Lost in the blathering about all of the hot topics of old economy/new economy cyclicality, a major component of the U.S. economy has been skyrocketing lately amid powerful earnings, a rapidly changing regulatory environment, and technological change.

Unfortunately, this industry -- electric utilities -- has for so long been thought of as grandma's stipend that the amount of mindshare given to this industry has been minuscule relative to its economic impact as a combined $218 billion revenue generator. Let's draw ourselves up from the slagheap of conformity and take a look at the high-tech industry everybody likes to forget.

No more guaranteed slow growth
The government-mandated monopoly utility is a thing of the past, as state after state has opened up its grids to price competition among varying power producers. Where electric utility prices were formerly set by state utility commissions to allow the companies and their investors to earn a set profit margin, today the market itself is the great arbiter.

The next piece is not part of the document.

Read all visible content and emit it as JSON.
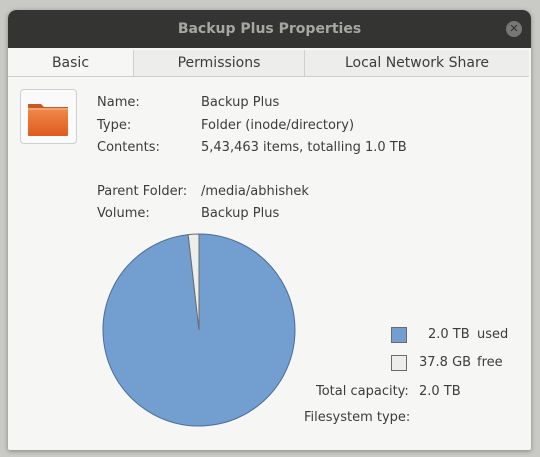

Just like the telecommunications markets, the lowering of barriers has led to some significant innovation among some companies, and some marginalization of others. But in spite of a summer that has been the mildest on record in many of the U.S. population centers, a large number of utilities are doing well, showing record profit margins and share price appreciation (as evidenced by a chart of the S&P Utilities Index).

So while the investing community is out scouring the technology trade rags for a hint about the next big thing, the fastest-appreciating group in 2000 has been electric and combined utilities, up 27% on the year. Utilities are big, stable, and profitable, though that doesn't necessarily thrill hypergrowth-hungry investors. Also, the continuing strength of the economy coupled with low inflation make for an ideal environment for utilities as electricity demand serves as an excellent proxy for the overall health of the economy.

Big, stable, profitable
Those factors, plus the perception of utilities as being safe and undervalued, have conspired to send them much higher this year. The catalyst may have been Berkshire Hathaway's (NYSE: BRK.A) recent decision to acquire Iowa-based Mid-American Energy, coupled with a spate of mergers and the continued roiling of the more volatile portions of the public markets.

But as the utilities turned in their second-quarter results over the last month, it seems that those who adopted early and saw some undervalued companies have seen significant appreciation. For example, AES Corp. (NYSE: AES) is up 54% on the year, Duke Power (NYSE: DUK) is up 40%, and Dynegy (NYSE: DYN) is up 148% -- all excluding the often substantial dividend utilities pay.

The state-by-state approach to deregulation has created some opportunities and has opened up some problems. High temperatures in California this year have forced utilities there to operate "rolling brownouts," or selective cutting off of supply, due to a lack of capacity. California and other states have instituted price caps, and as such many competitive providers have chosen to invest their facilities in less-oppressive regulatory environments.

Certainly the uneven rate and end product of deregulation has caused inefficiencies, and non-incumbent utilities have little incentive to lower their return on investment by serving as peak-only power sources. But improving trading practices and better transmission should help, as should energy trading floors erected by the likes of Williams Companies (NYSE: WMB) and Enron (NYSE: ENE).

But the industry itself has changed dramatically and now includes telecommunications and broadband on a wholesale and retail basis. Montana Power (NYSE: MTP) has an expansive fiber-optic network, as does Duke Power. TXU Corp. (NYSE: TXU), Southern Companies (NYSE: SO), and Carolina Power & Light (NYSE: CPL), among others, are providing retail services targeted to individuals or small to medium-sized businesses, providing local loops along the utilities' existing right-of-ways.

This growth and heightened stock appreciation may continue as the utility industry moves from the dinosaur monopoly age and into the world of commodity competition. Investors wishing to find an industry undergoing rapid change in a relatively safe environment should take a look at utility stocks. Seriously. Hey, quit laughing!

Your Turn:
Betcha didn't know the Fool had a Utilities discussion board! There are some bright people there discussing all things electric, including their returns this year. One could do worse. In fact, most people have.

Related Links:

  • A High Tech Company You've Never Heard Of (Montana Power), Fool on the Hill, 9/29/99
  • What's the Opposite of Technoloy? Utilities!, Breakfast With the Fool, 12/31/99